---------- DATA PROVIDED ----------
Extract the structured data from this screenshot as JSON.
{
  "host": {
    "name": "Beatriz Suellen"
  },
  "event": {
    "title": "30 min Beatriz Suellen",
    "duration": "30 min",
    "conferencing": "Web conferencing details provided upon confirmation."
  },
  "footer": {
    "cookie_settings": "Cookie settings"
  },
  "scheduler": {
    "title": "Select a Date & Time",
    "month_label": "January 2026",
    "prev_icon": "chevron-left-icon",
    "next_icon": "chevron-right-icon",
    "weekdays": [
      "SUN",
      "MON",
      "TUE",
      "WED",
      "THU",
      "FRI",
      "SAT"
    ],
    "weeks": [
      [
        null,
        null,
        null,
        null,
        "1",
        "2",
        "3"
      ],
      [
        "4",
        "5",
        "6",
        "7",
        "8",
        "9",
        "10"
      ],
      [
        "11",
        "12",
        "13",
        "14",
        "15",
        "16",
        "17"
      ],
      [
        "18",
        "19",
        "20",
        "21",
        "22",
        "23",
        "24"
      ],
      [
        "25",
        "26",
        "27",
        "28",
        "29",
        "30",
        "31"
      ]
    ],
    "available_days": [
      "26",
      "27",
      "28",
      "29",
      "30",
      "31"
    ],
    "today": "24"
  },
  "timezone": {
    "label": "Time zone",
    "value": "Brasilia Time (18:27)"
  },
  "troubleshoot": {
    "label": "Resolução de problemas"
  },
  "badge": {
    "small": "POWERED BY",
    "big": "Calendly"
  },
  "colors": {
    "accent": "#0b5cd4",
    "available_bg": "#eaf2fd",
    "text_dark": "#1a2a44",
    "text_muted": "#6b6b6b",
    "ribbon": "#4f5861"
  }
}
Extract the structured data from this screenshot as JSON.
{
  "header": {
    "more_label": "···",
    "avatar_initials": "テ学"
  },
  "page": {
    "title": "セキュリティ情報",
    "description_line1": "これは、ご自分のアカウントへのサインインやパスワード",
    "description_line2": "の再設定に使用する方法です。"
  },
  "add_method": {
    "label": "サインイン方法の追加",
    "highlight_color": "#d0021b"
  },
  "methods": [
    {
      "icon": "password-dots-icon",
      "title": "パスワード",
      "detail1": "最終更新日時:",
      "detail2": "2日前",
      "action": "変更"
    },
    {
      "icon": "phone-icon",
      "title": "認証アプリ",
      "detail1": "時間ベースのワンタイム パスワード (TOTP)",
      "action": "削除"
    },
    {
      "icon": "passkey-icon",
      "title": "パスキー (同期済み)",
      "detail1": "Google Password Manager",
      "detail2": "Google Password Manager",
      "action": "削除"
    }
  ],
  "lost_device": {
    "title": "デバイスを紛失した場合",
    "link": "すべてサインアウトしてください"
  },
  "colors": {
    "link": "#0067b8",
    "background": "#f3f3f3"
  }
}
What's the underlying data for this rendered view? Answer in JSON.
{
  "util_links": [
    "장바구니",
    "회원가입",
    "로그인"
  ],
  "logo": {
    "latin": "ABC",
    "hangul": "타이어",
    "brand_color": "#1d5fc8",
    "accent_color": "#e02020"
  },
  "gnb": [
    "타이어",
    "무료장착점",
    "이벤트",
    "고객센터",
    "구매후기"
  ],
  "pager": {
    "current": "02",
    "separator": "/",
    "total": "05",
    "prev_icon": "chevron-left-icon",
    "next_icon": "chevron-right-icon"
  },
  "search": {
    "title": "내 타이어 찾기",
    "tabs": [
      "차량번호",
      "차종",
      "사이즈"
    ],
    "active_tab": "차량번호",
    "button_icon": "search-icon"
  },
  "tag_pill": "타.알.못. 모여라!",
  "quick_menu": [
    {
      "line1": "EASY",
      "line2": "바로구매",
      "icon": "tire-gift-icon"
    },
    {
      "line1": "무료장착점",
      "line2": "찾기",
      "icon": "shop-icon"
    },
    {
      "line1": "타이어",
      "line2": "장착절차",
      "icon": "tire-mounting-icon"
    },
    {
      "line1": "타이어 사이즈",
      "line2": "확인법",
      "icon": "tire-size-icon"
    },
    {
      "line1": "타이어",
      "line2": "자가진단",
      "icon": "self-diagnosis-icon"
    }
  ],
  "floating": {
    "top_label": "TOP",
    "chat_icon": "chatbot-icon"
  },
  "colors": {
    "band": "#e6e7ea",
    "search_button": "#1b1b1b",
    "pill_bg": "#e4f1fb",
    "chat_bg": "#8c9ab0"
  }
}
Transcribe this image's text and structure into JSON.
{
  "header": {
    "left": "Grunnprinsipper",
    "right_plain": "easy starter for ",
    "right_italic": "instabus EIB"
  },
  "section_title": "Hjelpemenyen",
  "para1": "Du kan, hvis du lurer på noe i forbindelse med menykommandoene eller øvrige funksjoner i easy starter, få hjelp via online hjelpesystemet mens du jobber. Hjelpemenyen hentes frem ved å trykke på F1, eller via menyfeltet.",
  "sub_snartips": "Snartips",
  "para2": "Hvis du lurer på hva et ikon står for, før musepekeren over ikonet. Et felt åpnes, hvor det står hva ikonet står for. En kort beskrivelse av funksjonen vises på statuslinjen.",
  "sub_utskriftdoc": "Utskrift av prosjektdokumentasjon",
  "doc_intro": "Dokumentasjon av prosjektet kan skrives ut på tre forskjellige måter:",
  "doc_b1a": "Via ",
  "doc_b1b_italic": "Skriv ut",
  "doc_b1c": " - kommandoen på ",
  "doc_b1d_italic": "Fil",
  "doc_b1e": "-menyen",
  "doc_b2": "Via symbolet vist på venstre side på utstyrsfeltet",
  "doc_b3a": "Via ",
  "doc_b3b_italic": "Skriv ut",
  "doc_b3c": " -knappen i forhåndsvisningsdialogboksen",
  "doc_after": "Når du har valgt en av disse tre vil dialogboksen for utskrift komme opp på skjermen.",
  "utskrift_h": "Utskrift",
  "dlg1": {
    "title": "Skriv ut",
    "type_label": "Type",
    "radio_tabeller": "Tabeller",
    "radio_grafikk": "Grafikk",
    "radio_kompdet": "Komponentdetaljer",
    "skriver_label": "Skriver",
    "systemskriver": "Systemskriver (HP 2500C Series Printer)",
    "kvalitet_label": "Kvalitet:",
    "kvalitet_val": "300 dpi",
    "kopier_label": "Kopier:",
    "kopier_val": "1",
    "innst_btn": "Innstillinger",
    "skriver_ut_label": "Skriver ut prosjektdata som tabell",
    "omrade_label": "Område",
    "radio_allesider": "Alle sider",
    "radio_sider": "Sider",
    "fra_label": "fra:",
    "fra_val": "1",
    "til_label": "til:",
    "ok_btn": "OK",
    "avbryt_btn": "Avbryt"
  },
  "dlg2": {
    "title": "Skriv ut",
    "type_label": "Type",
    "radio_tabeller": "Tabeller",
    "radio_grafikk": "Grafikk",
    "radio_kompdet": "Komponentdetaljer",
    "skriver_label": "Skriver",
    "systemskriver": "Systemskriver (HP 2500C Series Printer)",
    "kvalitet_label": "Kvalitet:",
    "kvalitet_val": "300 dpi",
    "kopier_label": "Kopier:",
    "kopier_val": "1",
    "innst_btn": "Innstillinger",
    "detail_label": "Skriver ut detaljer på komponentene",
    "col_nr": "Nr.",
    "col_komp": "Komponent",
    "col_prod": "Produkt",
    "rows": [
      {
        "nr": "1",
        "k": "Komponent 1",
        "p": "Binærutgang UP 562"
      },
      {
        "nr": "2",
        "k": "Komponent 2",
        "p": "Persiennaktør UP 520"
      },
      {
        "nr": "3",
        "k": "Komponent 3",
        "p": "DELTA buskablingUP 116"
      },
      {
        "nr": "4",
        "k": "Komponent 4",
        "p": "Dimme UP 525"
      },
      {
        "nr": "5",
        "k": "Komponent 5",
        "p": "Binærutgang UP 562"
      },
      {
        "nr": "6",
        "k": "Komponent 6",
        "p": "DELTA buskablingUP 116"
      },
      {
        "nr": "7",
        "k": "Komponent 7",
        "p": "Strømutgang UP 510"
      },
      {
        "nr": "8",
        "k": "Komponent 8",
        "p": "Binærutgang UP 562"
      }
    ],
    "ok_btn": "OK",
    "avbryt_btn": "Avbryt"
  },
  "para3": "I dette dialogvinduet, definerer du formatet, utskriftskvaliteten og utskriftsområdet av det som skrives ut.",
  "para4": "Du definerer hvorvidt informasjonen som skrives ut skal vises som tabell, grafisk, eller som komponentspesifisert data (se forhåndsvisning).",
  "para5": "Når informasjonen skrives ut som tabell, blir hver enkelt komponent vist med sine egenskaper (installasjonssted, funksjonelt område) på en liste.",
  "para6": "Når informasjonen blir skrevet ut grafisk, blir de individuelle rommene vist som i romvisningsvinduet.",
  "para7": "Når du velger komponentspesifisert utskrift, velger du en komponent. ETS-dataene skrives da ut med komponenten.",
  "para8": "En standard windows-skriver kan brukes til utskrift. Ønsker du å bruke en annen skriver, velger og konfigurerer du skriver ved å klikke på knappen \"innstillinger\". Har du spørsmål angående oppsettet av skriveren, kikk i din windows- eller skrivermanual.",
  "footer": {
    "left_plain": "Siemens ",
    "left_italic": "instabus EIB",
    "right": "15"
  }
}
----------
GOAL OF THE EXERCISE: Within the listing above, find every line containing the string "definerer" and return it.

SOLUTION TO THE EXERCISE:
  "para3": "I dette dialogvinduet, definerer du formatet, utskriftskvaliteten og utskriftsområdet av det som skrives ut.",
  "para4": "Du definerer hvorvidt informasjonen som skrives ut skal vises som tabell, grafisk, eller som komponentspesifisert data (se forhåndsvisning).",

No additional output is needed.